### WHAT TO PRODUCE:
The answer is the set of lines that include "meta", copied from the data below.
SUPPLIED DATA START
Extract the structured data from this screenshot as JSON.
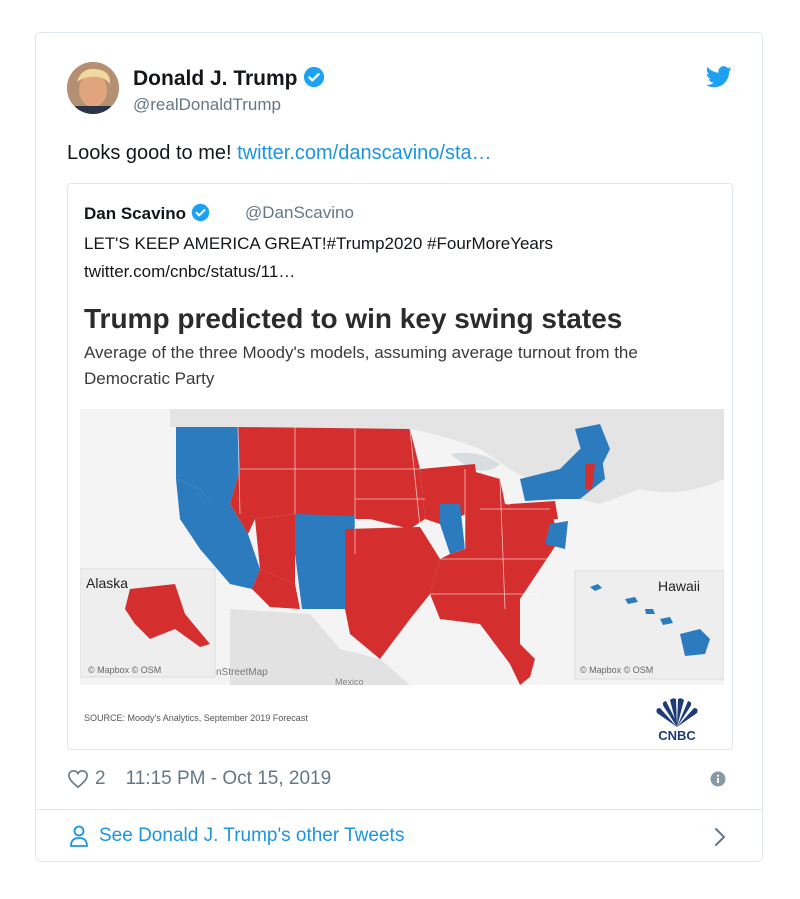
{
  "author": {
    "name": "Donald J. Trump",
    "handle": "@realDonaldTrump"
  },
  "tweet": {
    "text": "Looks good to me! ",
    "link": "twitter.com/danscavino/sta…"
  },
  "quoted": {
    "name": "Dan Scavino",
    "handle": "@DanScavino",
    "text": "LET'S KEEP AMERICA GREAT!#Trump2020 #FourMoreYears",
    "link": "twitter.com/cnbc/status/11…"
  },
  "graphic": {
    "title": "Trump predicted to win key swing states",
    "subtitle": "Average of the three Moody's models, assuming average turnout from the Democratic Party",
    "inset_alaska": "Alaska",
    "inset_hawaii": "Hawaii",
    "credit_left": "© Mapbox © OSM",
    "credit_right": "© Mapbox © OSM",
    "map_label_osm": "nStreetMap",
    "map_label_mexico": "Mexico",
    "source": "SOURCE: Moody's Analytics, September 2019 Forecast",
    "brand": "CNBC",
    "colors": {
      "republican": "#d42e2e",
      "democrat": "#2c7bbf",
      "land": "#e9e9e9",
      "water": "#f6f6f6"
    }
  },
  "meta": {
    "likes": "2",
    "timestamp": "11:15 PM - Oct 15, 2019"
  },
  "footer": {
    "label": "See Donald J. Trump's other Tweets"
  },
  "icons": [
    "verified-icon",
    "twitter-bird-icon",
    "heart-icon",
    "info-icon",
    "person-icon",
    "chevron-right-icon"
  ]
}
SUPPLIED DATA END
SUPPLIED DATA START
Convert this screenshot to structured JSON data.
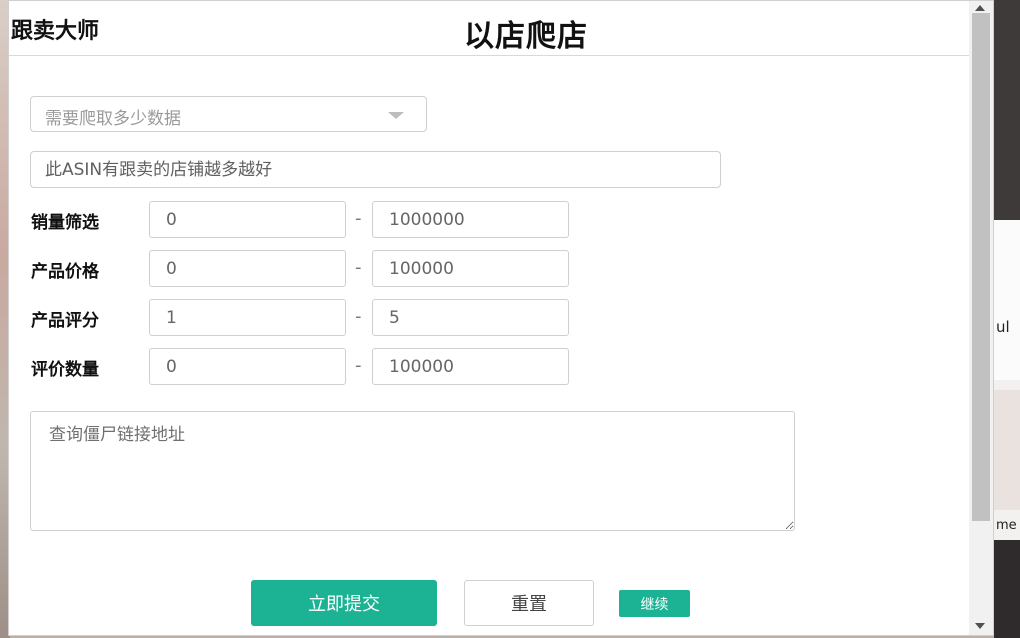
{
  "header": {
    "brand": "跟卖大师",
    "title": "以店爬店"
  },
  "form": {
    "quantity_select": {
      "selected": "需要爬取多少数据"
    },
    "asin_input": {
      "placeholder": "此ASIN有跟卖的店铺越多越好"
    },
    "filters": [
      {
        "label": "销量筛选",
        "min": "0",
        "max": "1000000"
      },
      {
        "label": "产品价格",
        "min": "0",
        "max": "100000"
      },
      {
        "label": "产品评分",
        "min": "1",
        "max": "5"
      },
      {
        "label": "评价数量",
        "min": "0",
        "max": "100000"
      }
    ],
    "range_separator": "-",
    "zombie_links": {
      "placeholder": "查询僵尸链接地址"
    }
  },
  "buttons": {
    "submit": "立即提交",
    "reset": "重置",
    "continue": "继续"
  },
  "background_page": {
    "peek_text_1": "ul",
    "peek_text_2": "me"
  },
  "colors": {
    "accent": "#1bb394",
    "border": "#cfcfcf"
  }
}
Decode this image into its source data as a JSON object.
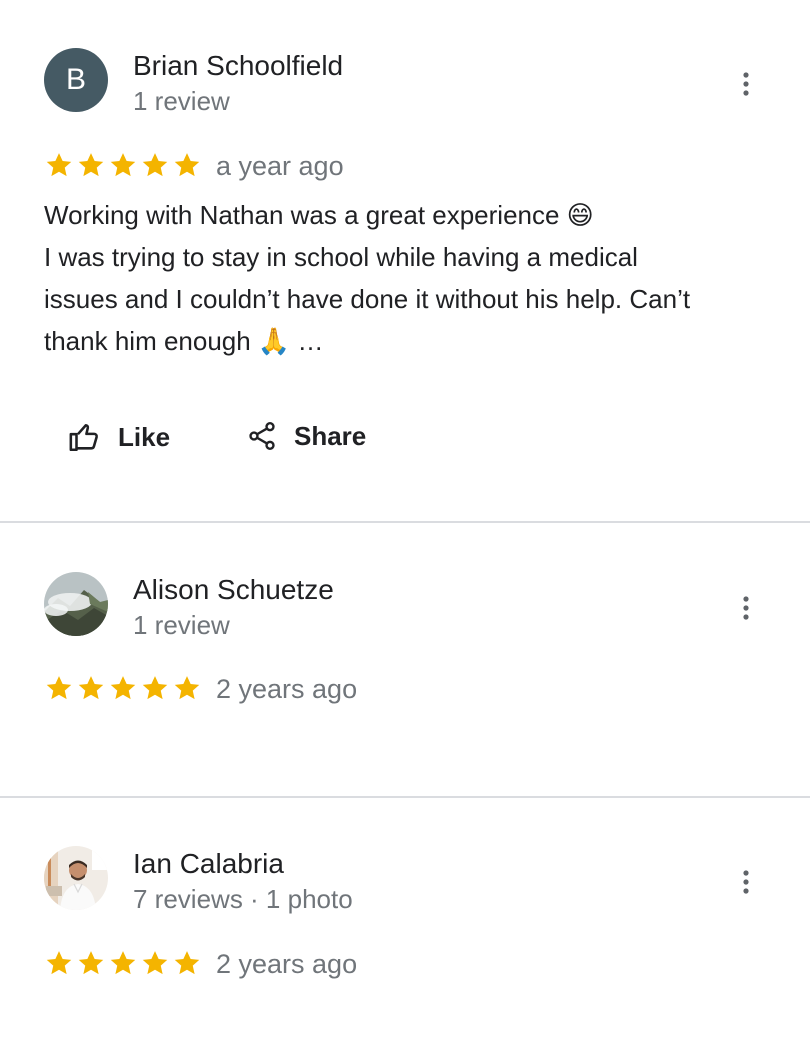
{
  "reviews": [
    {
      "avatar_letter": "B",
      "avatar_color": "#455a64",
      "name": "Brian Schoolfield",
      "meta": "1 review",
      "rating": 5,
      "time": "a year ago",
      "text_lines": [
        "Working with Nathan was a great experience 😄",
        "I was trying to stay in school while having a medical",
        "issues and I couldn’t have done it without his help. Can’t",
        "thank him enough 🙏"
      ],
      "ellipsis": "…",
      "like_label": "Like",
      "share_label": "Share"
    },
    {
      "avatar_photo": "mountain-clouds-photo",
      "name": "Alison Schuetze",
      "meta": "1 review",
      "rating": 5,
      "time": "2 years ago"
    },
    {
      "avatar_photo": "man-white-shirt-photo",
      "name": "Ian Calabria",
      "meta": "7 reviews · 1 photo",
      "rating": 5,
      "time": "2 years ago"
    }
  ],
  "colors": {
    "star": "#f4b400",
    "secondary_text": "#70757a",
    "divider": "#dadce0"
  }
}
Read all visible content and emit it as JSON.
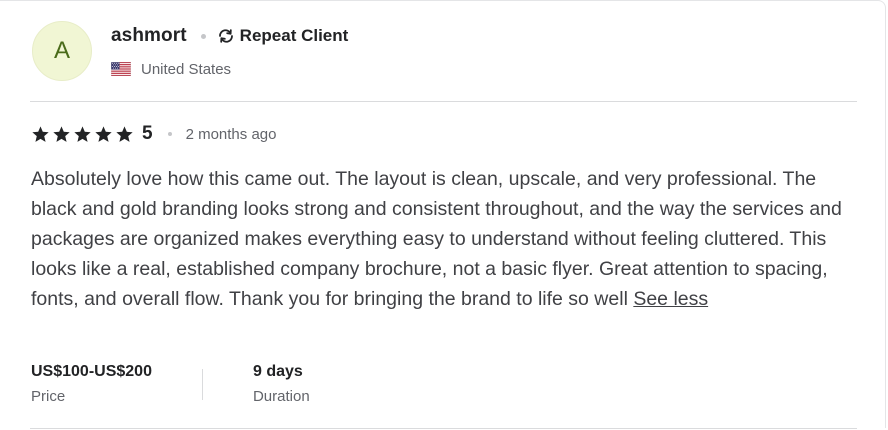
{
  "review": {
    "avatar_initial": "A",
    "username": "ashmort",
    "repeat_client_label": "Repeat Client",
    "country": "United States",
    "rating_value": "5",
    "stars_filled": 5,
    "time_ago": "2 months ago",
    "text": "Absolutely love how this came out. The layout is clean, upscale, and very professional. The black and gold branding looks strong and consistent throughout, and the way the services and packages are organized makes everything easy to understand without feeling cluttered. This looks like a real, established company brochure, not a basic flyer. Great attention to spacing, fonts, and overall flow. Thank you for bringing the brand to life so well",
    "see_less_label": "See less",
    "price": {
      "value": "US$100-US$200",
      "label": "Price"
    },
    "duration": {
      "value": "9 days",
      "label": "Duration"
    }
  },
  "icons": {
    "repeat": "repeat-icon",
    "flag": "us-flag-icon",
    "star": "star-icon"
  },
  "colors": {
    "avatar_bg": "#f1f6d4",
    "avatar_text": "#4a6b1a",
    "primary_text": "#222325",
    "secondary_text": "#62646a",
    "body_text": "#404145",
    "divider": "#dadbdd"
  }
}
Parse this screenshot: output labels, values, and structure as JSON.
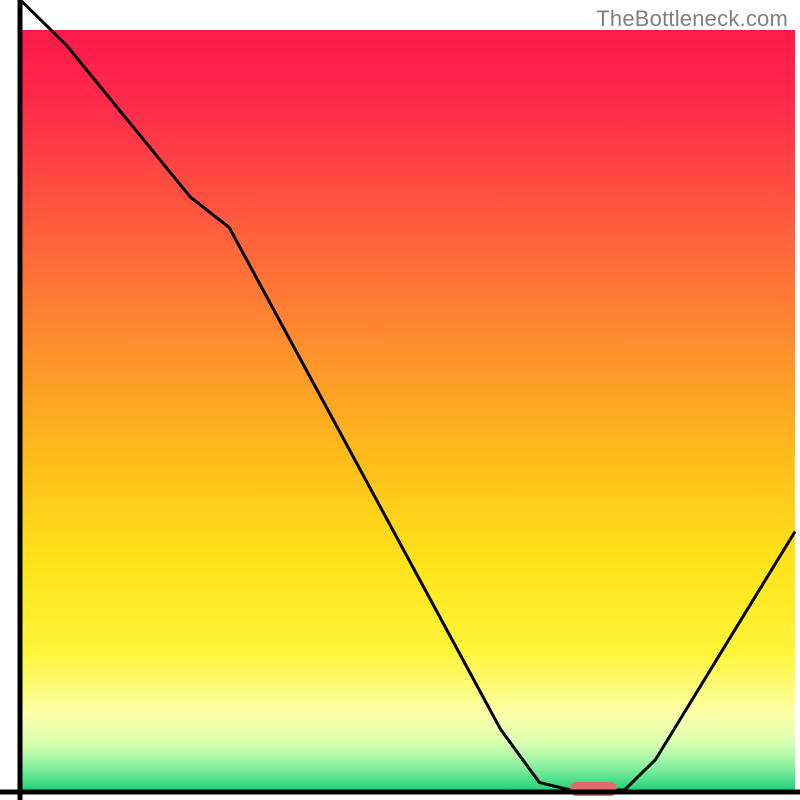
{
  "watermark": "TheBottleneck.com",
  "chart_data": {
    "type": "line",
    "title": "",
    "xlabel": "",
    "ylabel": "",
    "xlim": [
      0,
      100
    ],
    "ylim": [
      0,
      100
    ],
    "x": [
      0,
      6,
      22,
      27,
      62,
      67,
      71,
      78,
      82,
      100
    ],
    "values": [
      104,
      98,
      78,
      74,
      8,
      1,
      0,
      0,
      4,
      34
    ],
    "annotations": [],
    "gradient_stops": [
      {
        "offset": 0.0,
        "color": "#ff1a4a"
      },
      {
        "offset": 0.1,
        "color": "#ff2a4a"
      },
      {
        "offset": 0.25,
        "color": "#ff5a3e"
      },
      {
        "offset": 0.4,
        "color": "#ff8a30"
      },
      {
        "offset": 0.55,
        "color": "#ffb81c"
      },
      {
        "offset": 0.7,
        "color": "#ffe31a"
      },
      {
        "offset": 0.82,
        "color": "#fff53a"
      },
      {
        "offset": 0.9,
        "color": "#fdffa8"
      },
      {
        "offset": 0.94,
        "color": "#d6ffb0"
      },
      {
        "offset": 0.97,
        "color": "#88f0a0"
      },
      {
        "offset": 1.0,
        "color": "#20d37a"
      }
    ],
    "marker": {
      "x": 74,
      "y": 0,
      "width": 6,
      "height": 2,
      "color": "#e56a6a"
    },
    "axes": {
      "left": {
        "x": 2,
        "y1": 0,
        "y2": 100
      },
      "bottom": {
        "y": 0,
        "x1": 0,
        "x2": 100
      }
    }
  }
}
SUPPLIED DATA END
### RESULT:
  "meta": {
      "meta": "1 review",
      "meta": "1 review",
      "meta": "7 reviews · 1 photo",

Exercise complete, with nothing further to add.